**Problem statement**
Each line with the string "that" is to be copied from the records below.
● ● ● ● ●
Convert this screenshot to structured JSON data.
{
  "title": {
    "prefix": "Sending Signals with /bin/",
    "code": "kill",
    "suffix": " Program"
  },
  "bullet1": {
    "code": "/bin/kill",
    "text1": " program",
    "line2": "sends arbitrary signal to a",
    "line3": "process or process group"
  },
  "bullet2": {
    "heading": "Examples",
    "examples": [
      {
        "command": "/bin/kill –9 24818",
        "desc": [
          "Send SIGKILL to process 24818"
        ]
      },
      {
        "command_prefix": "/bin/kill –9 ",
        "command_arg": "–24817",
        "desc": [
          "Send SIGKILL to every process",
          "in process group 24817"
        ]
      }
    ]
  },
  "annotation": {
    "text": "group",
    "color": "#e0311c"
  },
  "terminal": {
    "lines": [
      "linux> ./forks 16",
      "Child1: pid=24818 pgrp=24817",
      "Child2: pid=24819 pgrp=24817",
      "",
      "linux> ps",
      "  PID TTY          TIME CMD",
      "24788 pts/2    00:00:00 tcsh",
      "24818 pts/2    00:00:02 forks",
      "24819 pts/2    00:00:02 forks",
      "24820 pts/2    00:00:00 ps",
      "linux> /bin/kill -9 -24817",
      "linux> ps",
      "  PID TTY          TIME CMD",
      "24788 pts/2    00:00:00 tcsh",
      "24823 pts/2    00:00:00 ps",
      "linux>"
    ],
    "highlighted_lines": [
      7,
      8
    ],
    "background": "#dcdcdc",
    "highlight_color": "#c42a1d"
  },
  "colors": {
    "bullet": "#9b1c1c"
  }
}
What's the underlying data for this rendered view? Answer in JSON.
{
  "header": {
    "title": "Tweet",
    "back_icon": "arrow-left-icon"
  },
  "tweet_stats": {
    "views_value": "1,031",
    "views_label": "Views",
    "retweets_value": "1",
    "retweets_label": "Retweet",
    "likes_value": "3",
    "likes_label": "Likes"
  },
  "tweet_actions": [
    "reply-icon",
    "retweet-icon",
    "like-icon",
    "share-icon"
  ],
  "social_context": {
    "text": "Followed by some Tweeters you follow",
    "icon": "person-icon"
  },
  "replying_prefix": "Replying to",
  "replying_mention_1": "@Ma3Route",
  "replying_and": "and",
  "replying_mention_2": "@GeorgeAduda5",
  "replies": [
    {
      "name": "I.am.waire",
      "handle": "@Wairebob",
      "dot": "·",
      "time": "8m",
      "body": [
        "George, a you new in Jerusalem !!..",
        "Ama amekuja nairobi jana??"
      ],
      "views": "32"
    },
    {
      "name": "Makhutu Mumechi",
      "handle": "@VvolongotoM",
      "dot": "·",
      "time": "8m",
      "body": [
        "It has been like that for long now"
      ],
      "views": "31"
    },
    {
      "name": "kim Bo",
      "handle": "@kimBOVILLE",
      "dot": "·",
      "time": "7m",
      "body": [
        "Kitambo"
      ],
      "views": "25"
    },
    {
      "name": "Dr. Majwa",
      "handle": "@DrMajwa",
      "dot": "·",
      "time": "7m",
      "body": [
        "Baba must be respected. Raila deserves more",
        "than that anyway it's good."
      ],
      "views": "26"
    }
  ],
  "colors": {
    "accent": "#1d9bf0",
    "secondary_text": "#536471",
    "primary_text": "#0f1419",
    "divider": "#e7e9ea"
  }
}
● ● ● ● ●
**Task output**
        "It has been like that for long now"
        "than that anyway it's good."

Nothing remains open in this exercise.